YOUR INSTRUCTIONS: Which of the lines below mention the word "glyph"? Pull each one out.

++++++++++++++++++++

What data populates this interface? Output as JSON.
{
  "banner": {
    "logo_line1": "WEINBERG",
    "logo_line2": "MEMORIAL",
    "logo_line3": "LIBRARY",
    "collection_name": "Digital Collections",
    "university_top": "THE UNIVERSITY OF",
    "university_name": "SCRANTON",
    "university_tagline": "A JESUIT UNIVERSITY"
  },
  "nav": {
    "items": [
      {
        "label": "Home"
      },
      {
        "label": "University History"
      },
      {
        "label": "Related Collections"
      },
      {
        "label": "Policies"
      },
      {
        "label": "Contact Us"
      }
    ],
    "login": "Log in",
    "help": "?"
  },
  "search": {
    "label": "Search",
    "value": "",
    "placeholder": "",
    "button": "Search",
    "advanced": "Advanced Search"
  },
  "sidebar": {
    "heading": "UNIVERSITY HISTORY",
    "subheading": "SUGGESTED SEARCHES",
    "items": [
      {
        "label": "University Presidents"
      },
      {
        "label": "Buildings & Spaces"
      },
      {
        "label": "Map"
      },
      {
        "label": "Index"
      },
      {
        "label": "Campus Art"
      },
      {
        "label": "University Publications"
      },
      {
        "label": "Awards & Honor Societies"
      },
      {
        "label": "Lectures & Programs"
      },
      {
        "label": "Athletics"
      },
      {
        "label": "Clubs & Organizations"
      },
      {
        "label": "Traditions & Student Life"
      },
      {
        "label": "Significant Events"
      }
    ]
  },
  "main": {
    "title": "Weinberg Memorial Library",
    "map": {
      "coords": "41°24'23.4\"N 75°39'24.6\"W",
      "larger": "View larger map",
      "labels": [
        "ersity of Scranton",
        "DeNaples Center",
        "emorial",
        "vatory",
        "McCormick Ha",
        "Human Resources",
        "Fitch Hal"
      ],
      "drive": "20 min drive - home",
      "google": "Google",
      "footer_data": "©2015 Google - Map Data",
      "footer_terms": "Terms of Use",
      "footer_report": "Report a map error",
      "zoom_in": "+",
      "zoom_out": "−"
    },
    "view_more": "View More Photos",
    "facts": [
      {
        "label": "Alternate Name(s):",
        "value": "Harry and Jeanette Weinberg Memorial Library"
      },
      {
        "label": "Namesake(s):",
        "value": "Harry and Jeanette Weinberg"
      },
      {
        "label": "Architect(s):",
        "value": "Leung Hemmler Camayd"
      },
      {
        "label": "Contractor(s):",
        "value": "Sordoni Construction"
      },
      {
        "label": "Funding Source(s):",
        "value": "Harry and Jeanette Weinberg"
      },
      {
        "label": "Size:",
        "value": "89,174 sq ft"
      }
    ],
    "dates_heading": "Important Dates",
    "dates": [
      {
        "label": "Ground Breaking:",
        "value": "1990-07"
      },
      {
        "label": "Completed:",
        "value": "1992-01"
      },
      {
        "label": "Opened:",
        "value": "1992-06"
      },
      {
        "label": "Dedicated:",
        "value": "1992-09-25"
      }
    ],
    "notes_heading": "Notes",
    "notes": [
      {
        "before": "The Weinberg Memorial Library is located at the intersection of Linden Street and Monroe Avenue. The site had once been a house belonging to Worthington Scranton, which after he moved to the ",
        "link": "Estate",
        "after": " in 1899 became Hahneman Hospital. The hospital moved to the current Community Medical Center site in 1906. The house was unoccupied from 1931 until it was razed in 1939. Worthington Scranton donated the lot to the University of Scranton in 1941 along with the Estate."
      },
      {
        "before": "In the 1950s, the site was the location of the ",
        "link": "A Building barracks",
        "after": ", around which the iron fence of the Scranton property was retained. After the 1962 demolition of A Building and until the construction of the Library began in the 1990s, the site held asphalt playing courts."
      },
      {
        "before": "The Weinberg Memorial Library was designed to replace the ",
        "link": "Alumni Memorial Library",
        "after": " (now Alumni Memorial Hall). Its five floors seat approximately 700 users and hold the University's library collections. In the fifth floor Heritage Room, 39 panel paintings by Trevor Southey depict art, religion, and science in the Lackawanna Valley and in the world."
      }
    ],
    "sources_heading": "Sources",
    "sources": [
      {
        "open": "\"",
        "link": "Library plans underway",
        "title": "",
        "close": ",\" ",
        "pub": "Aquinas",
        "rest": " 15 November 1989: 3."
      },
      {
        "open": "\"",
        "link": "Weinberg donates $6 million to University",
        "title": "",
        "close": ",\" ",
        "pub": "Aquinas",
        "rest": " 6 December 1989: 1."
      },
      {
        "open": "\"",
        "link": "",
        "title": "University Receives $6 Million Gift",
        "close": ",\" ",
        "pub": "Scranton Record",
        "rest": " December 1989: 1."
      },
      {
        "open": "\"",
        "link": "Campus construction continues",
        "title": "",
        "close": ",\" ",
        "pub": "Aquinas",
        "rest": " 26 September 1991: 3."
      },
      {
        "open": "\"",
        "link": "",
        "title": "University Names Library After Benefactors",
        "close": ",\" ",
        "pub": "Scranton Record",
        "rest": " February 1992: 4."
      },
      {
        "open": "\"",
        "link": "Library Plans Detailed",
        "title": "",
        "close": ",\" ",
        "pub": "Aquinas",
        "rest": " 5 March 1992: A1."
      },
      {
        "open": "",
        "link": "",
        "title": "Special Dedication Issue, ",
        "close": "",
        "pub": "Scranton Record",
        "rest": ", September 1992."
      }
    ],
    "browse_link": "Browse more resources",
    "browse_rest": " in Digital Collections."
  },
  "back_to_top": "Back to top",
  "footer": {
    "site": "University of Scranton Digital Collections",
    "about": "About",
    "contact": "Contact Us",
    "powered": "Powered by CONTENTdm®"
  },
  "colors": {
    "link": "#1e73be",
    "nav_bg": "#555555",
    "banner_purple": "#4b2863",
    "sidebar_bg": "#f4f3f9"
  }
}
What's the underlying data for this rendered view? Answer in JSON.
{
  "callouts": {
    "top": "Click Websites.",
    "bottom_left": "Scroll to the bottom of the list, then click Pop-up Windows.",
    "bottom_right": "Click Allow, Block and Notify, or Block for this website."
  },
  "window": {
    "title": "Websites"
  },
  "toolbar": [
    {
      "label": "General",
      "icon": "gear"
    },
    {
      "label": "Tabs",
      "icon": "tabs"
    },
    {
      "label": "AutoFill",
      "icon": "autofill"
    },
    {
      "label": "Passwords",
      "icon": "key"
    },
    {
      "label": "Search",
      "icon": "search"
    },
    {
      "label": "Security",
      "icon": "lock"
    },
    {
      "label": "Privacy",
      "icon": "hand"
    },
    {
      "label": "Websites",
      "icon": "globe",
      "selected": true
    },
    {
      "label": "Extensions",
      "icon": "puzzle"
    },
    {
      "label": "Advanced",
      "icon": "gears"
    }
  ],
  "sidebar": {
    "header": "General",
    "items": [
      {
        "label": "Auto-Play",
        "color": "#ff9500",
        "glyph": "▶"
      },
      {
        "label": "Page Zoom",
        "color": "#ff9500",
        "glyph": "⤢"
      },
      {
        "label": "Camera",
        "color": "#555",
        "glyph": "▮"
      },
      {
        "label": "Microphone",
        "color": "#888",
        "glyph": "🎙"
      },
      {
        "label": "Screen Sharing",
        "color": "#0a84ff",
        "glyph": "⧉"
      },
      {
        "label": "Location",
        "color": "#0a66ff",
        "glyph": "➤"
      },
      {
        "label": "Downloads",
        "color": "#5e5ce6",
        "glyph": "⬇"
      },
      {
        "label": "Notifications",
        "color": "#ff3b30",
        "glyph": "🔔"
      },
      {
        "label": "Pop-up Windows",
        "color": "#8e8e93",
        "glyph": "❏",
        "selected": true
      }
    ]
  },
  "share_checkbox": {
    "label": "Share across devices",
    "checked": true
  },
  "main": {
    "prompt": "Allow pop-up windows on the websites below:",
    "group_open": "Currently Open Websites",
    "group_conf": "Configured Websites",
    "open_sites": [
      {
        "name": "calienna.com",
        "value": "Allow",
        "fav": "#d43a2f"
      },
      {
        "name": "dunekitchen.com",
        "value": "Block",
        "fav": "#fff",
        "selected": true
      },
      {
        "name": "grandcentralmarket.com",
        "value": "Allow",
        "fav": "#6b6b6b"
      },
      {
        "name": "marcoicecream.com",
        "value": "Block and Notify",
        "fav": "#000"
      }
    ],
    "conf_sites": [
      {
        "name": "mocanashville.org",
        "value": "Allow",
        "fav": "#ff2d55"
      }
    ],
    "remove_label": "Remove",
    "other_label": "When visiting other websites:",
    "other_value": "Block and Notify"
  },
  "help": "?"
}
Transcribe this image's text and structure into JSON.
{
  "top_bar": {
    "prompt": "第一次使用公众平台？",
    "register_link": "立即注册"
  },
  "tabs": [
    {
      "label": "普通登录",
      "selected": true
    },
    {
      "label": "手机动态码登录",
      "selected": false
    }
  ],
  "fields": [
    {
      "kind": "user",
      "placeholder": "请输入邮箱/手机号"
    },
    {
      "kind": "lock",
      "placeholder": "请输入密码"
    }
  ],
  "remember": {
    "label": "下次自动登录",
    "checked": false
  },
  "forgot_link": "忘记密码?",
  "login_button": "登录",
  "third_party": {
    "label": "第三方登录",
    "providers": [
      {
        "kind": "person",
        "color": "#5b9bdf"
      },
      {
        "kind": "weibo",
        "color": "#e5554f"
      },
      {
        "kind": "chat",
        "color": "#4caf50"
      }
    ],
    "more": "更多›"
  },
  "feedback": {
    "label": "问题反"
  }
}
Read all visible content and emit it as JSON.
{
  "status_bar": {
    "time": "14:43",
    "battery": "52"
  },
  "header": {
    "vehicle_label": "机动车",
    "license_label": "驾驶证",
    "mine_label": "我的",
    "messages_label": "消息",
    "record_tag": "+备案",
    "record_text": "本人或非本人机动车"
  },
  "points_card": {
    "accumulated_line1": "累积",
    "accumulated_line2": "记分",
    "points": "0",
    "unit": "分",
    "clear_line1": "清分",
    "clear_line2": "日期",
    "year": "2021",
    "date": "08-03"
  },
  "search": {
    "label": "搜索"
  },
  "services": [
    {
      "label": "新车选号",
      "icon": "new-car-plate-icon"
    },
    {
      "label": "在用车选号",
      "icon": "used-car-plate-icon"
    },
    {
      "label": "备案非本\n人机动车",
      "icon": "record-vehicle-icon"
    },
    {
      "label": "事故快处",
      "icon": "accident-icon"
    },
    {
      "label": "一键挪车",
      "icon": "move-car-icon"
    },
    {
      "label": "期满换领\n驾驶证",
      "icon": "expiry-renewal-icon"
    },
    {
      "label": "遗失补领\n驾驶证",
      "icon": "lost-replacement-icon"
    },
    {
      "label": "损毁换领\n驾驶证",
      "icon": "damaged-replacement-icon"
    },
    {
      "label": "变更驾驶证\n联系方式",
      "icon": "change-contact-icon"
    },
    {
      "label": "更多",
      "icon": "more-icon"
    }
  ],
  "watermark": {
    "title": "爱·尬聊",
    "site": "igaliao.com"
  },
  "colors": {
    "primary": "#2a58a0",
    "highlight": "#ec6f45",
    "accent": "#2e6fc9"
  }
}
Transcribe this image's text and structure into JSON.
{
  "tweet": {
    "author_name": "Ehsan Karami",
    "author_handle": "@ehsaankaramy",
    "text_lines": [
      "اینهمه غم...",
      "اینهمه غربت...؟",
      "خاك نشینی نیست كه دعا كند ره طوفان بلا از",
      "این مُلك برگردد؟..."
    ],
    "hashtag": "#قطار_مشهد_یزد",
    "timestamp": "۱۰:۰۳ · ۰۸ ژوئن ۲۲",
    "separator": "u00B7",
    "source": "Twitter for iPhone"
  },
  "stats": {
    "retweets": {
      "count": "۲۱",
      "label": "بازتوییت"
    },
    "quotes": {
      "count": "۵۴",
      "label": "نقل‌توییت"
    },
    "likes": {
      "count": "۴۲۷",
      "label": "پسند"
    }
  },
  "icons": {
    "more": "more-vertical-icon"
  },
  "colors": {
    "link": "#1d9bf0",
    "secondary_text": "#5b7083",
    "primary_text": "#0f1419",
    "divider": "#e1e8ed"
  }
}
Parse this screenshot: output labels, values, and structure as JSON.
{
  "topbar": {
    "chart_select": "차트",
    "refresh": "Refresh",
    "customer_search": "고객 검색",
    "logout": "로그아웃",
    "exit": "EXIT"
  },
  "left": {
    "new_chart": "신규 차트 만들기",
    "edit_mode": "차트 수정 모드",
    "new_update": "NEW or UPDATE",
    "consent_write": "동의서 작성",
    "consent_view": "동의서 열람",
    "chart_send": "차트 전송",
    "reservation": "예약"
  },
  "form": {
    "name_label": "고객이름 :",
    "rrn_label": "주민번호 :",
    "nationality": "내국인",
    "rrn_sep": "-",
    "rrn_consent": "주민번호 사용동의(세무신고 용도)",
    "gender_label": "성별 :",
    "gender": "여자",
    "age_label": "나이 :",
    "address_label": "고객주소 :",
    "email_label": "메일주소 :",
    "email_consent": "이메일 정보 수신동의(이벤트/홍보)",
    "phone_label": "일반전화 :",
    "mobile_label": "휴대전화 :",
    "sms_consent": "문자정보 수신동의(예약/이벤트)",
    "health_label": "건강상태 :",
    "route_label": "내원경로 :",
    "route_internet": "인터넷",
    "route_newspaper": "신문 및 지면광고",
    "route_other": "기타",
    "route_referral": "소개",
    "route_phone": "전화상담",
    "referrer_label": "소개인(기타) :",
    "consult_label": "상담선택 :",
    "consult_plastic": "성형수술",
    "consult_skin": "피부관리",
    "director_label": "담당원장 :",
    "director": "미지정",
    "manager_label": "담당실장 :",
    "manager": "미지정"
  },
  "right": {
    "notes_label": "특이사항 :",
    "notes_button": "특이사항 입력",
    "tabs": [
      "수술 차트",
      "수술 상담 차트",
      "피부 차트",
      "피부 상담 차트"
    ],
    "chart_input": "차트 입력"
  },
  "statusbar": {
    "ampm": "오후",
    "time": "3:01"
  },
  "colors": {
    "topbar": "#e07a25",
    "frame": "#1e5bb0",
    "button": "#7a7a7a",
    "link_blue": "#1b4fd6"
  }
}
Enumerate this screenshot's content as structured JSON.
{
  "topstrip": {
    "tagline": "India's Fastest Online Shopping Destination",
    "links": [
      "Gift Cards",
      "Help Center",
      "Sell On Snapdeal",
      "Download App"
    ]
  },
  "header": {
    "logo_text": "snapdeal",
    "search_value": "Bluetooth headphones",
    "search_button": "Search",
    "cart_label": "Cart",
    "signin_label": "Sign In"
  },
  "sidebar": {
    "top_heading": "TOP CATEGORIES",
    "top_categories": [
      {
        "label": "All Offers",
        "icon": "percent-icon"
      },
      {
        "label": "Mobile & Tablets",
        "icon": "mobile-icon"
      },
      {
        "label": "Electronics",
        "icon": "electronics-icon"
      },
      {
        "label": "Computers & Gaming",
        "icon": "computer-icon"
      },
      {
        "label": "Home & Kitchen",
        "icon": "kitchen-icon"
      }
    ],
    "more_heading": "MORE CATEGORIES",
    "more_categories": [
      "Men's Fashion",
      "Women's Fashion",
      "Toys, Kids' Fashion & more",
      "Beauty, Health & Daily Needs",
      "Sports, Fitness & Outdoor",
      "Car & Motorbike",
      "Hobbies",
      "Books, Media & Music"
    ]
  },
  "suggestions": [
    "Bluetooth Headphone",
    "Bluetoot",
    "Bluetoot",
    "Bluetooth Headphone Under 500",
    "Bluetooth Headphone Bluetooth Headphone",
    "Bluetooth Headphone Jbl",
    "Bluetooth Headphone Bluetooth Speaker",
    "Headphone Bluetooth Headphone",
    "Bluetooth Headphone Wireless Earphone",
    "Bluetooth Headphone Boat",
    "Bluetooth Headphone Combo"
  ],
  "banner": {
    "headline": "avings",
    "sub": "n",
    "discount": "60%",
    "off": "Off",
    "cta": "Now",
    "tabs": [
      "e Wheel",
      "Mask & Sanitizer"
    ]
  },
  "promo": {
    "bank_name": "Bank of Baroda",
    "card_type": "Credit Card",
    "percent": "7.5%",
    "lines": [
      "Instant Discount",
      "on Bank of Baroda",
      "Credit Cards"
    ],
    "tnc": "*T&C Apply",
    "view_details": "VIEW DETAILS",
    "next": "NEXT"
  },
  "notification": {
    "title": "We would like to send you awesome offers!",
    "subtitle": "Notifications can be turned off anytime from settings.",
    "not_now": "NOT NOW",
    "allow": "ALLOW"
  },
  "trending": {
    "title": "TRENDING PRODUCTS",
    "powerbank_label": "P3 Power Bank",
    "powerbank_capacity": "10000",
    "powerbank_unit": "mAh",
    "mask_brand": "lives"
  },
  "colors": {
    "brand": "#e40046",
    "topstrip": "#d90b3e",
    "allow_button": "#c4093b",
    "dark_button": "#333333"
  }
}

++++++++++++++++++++

YOUR RESPONSE:
        "glyph": "▶"
        "glyph": "⤢"
        "glyph": "▮"
        "glyph": "🎙"
        "glyph": "⧉"
        "glyph": "➤"
        "glyph": "⬇"
        "glyph": "🔔"
        "glyph": "❏",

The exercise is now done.